[TASK DIRECTIONS]: Repeat all of the data below word for word, keeping no images.

[INPUT]:
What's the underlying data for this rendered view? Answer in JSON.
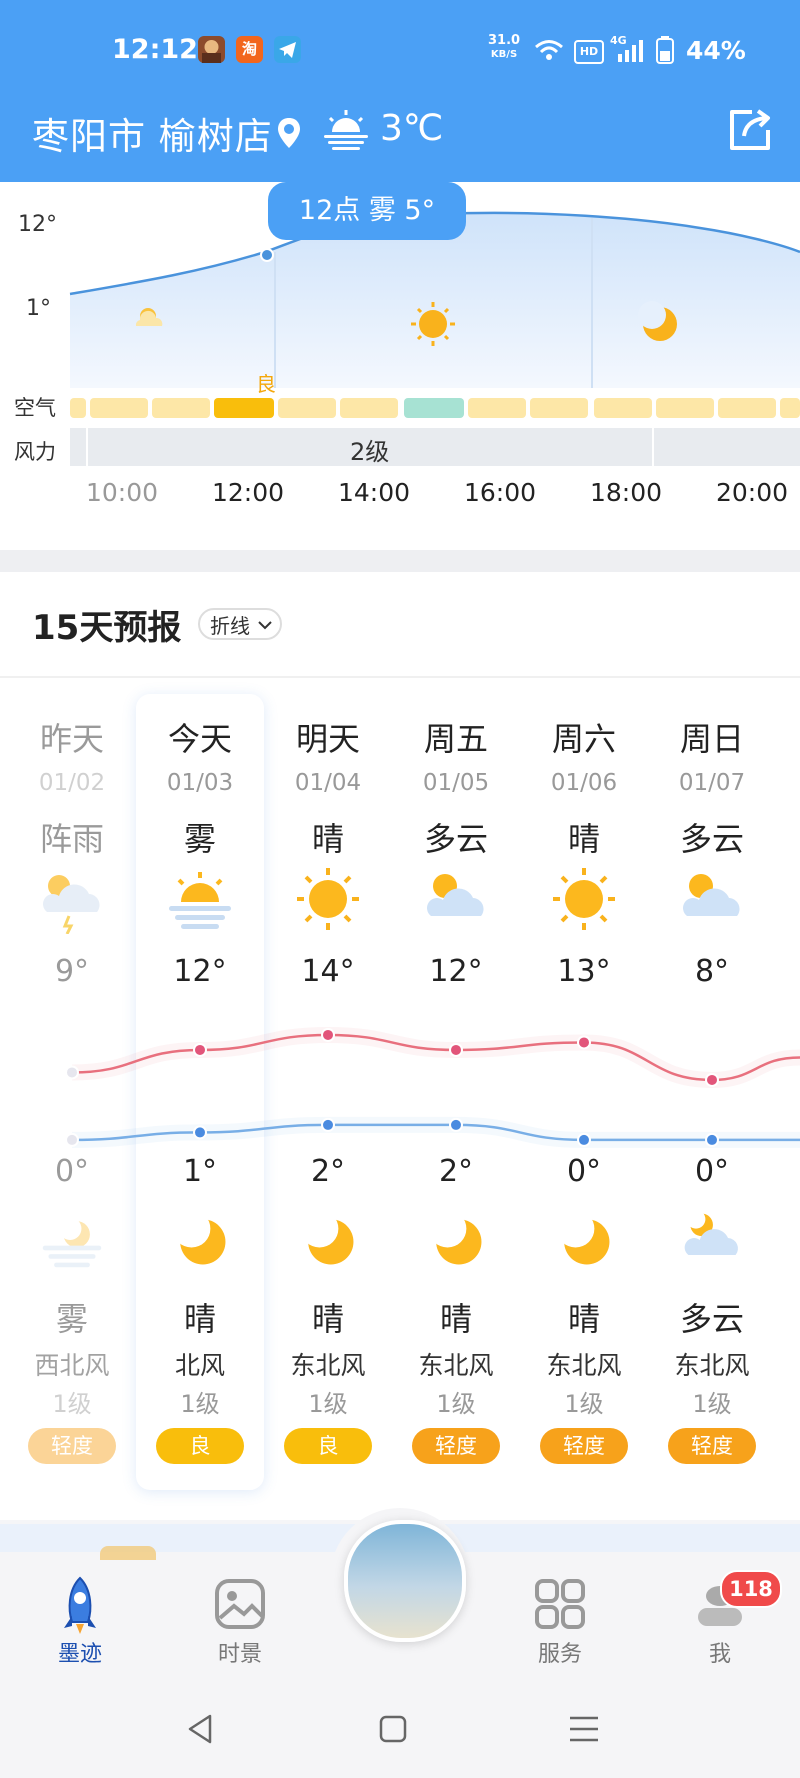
{
  "status_bar": {
    "time": "12:12",
    "app_icons": [
      "game-icon",
      "taobao-icon",
      "telegram-icon"
    ],
    "taobao_label": "淘",
    "net_speed_value": "31.0",
    "net_speed_unit": "KB/S",
    "hd_label": "HD",
    "network_label": "4G",
    "battery": "44%"
  },
  "header": {
    "location": "枣阳市 榆树店",
    "current_temp": "3℃",
    "weather_icon": "fog-sun-icon"
  },
  "hourly": {
    "tooltip": "12点 雾 5°",
    "y_labels": [
      "12°",
      "1°"
    ],
    "air_label": "空气",
    "air_quality_marker": "良",
    "wind_label": "风力",
    "wind_value": "2级",
    "times": [
      "10:00",
      "12:00",
      "14:00",
      "16:00",
      "18:00",
      "20:00"
    ],
    "icons": [
      "sun-cloud-icon",
      "sun-icon",
      "moon-icon"
    ],
    "chart_data": {
      "type": "area",
      "x": [
        "10:00",
        "11:00",
        "12:00",
        "13:00",
        "14:00",
        "16:00",
        "18:00",
        "20:00"
      ],
      "series": [
        {
          "values": [
            3,
            4,
            5,
            8,
            10,
            11,
            10,
            9
          ]
        }
      ],
      "ylim": [
        0,
        12
      ]
    }
  },
  "forecast": {
    "title": "15天预报",
    "mode_toggle": "折线",
    "days": [
      {
        "day": "昨天",
        "date": "01/02",
        "day_weather": "阵雨",
        "day_icon": "shower-icon",
        "high": "9°",
        "low": "0°",
        "night_icon": "fog-moon-icon",
        "night_weather": "雾",
        "wind_dir": "西北风",
        "wind_level": "1级",
        "aqi": "轻度",
        "aqi_color": "#f7a21b"
      },
      {
        "day": "今天",
        "date": "01/03",
        "day_weather": "雾",
        "day_icon": "fog-sun-icon",
        "high": "12°",
        "low": "1°",
        "night_icon": "moon-icon",
        "night_weather": "晴",
        "wind_dir": "北风",
        "wind_level": "1级",
        "aqi": "良",
        "aqi_color": "#f9be0c"
      },
      {
        "day": "明天",
        "date": "01/04",
        "day_weather": "晴",
        "day_icon": "sun-icon",
        "high": "14°",
        "low": "2°",
        "night_icon": "moon-icon",
        "night_weather": "晴",
        "wind_dir": "东北风",
        "wind_level": "1级",
        "aqi": "良",
        "aqi_color": "#f9be0c"
      },
      {
        "day": "周五",
        "date": "01/05",
        "day_weather": "多云",
        "day_icon": "sun-cloud-icon",
        "high": "12°",
        "low": "2°",
        "night_icon": "moon-icon",
        "night_weather": "晴",
        "wind_dir": "东北风",
        "wind_level": "1级",
        "aqi": "轻度",
        "aqi_color": "#f7a21b"
      },
      {
        "day": "周六",
        "date": "01/06",
        "day_weather": "晴",
        "day_icon": "sun-icon",
        "high": "13°",
        "low": "0°",
        "night_icon": "moon-icon",
        "night_weather": "晴",
        "wind_dir": "东北风",
        "wind_level": "1级",
        "aqi": "轻度",
        "aqi_color": "#f7a21b"
      },
      {
        "day": "周日",
        "date": "01/07",
        "day_weather": "多云",
        "day_icon": "sun-cloud-icon",
        "high": "8°",
        "low": "0°",
        "night_icon": "moon-cloud-icon",
        "night_weather": "多云",
        "wind_dir": "东北风",
        "wind_level": "1级",
        "aqi": "轻度",
        "aqi_color": "#f7a21b"
      }
    ],
    "chart_data": {
      "type": "line",
      "categories": [
        "01/02",
        "01/03",
        "01/04",
        "01/05",
        "01/06",
        "01/07"
      ],
      "series": [
        {
          "values": [
            9,
            12,
            14,
            12,
            13,
            8
          ]
        },
        {
          "values": [
            0,
            1,
            2,
            2,
            0,
            0
          ]
        }
      ],
      "colors": [
        "#e8707e",
        "#78aee6"
      ]
    }
  },
  "bottom_nav": {
    "items": [
      {
        "label": "墨迹",
        "icon": "rocket-icon",
        "active": true
      },
      {
        "label": "时景",
        "icon": "picture-icon",
        "active": false
      },
      {
        "label": "服务",
        "icon": "grid-icon",
        "active": false
      },
      {
        "label": "我",
        "icon": "profile-icon",
        "active": false
      }
    ],
    "badge": "118",
    "center_icon": "sky-photo-icon"
  },
  "colors": {
    "header_blue": "#4ba0f5",
    "high_line": "#e8707e",
    "low_line": "#78aee6"
  }
}
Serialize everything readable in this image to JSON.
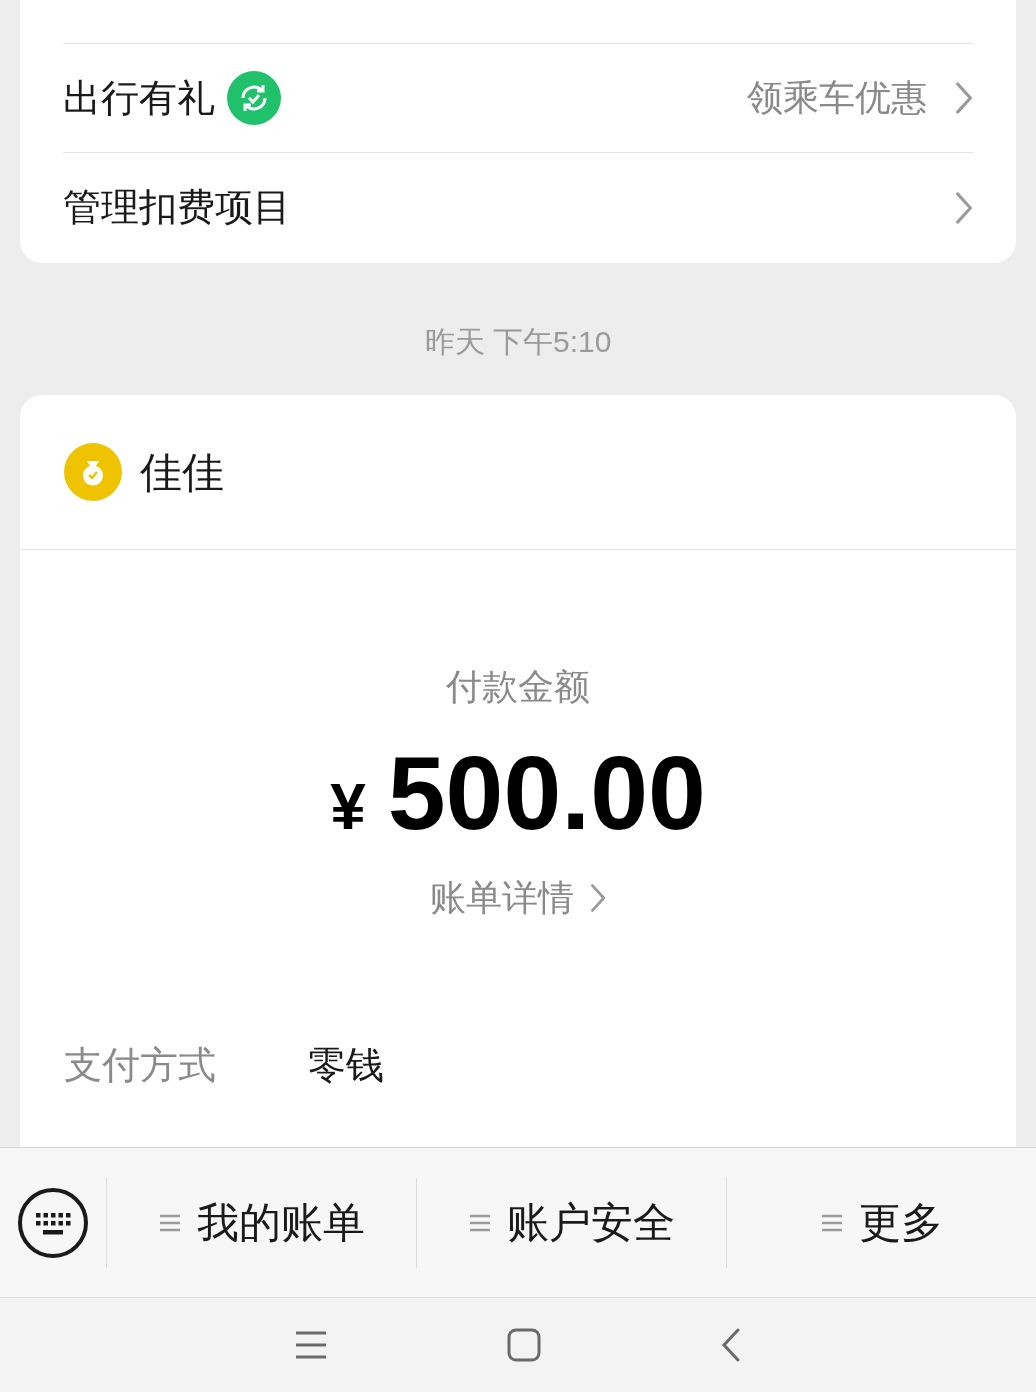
{
  "top_card": {
    "rows": [
      {
        "kind": "promo",
        "label": "出行有礼",
        "hint": "领乘车优惠"
      },
      {
        "kind": "plain",
        "label": "管理扣费项目"
      }
    ]
  },
  "timestamp": "昨天 下午5:10",
  "payment_card": {
    "merchant": "佳佳",
    "amount_label": "付款金额",
    "currency": "¥",
    "amount": "500.00",
    "details_link": "账单详情",
    "method_label": "支付方式",
    "method_value": "零钱"
  },
  "menu_bar": {
    "items": [
      "我的账单",
      "账户安全",
      "更多"
    ]
  }
}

[ANSWER FOR THE TASK]:
What's the underlying data for this rendered view? Answer in JSON.
{
  "status_bar": {
    "time": "12:12",
    "app_icons": [
      "game-icon",
      "taobao-icon",
      "telegram-icon"
    ],
    "taobao_label": "淘",
    "net_speed_value": "31.0",
    "net_speed_unit": "KB/S",
    "hd_label": "HD",
    "network_label": "4G",
    "battery": "44%"
  },
  "header": {
    "location": "枣阳市 榆树店",
    "current_temp": "3℃",
    "weather_icon": "fog-sun-icon"
  },
  "hourly": {
    "tooltip": "12点 雾 5°",
    "y_labels": [
      "12°",
      "1°"
    ],
    "air_label": "空气",
    "air_quality_marker": "良",
    "wind_label": "风力",
    "wind_value": "2级",
    "times": [
      "10:00",
      "12:00",
      "14:00",
      "16:00",
      "18:00",
      "20:00"
    ],
    "icons": [
      "sun-cloud-icon",
      "sun-icon",
      "moon-icon"
    ],
    "chart_data": {
      "type": "area",
      "x": [
        "10:00",
        "11:00",
        "12:00",
        "13:00",
        "14:00",
        "16:00",
        "18:00",
        "20:00"
      ],
      "series": [
        {
          "values": [
            3,
            4,
            5,
            8,
            10,
            11,
            10,
            9
          ]
        }
      ],
      "ylim": [
        0,
        12
      ]
    }
  },
  "forecast": {
    "title": "15天预报",
    "mode_toggle": "折线",
    "days": [
      {
        "day": "昨天",
        "date": "01/02",
        "day_weather": "阵雨",
        "day_icon": "shower-icon",
        "high": "9°",
        "low": "0°",
        "night_icon": "fog-moon-icon",
        "night_weather": "雾",
        "wind_dir": "西北风",
        "wind_level": "1级",
        "aqi": "轻度",
        "aqi_color": "#f7a21b"
      },
      {
        "day": "今天",
        "date": "01/03",
        "day_weather": "雾",
        "day_icon": "fog-sun-icon",
        "high": "12°",
        "low": "1°",
        "night_icon": "moon-icon",
        "night_weather": "晴",
        "wind_dir": "北风",
        "wind_level": "1级",
        "aqi": "良",
        "aqi_color": "#f9be0c"
      },
      {
        "day": "明天",
        "date": "01/04",
        "day_weather": "晴",
        "day_icon": "sun-icon",
        "high": "14°",
        "low": "2°",
        "night_icon": "moon-icon",
        "night_weather": "晴",
        "wind_dir": "东北风",
        "wind_level": "1级",
        "aqi": "良",
        "aqi_color": "#f9be0c"
      },
      {
        "day": "周五",
        "date": "01/05",
        "day_weather": "多云",
        "day_icon": "sun-cloud-icon",
        "high": "12°",
        "low": "2°",
        "night_icon": "moon-icon",
        "night_weather": "晴",
        "wind_dir": "东北风",
        "wind_level": "1级",
        "aqi": "轻度",
        "aqi_color": "#f7a21b"
      },
      {
        "day": "周六",
        "date": "01/06",
        "day_weather": "晴",
        "day_icon": "sun-icon",
        "high": "13°",
        "low": "0°",
        "night_icon": "moon-icon",
        "night_weather": "晴",
        "wind_dir": "东北风",
        "wind_level": "1级",
        "aqi": "轻度",
        "aqi_color": "#f7a21b"
      },
      {
        "day": "周日",
        "date": "01/07",
        "day_weather": "多云",
        "day_icon": "sun-cloud-icon",
        "high": "8°",
        "low": "0°",
        "night_icon": "moon-cloud-icon",
        "night_weather": "多云",
        "wind_dir": "东北风",
        "wind_level": "1级",
        "aqi": "轻度",
        "aqi_color": "#f7a21b"
      }
    ],
    "chart_data": {
      "type": "line",
      "categories": [
        "01/02",
        "01/03",
        "01/04",
        "01/05",
        "01/06",
        "01/07"
      ],
      "series": [
        {
          "values": [
            9,
            12,
            14,
            12,
            13,
            8
          ]
        },
        {
          "values": [
            0,
            1,
            2,
            2,
            0,
            0
          ]
        }
      ],
      "colors": [
        "#e8707e",
        "#78aee6"
      ]
    }
  },
  "bottom_nav": {
    "items": [
      {
        "label": "墨迹",
        "icon": "rocket-icon",
        "active": true
      },
      {
        "label": "时景",
        "icon": "picture-icon",
        "active": false
      },
      {
        "label": "服务",
        "icon": "grid-icon",
        "active": false
      },
      {
        "label": "我",
        "icon": "profile-icon",
        "active": false
      }
    ],
    "badge": "118",
    "center_icon": "sky-photo-icon"
  },
  "colors": {
    "header_blue": "#4ba0f5",
    "high_line": "#e8707e",
    "low_line": "#78aee6"
  }
}
Serialize everything readable in this image to JSON.
{
  "top_card": {
    "rows": [
      {
        "kind": "promo",
        "label": "出行有礼",
        "hint": "领乘车优惠"
      },
      {
        "kind": "plain",
        "label": "管理扣费项目"
      }
    ]
  },
  "timestamp": "昨天 下午5:10",
  "payment_card": {
    "merchant": "佳佳",
    "amount_label": "付款金额",
    "currency": "¥",
    "amount": "500.00",
    "details_link": "账单详情",
    "method_label": "支付方式",
    "method_value": "零钱"
  },
  "menu_bar": {
    "items": [
      "我的账单",
      "账户安全",
      "更多"
    ]
  }
}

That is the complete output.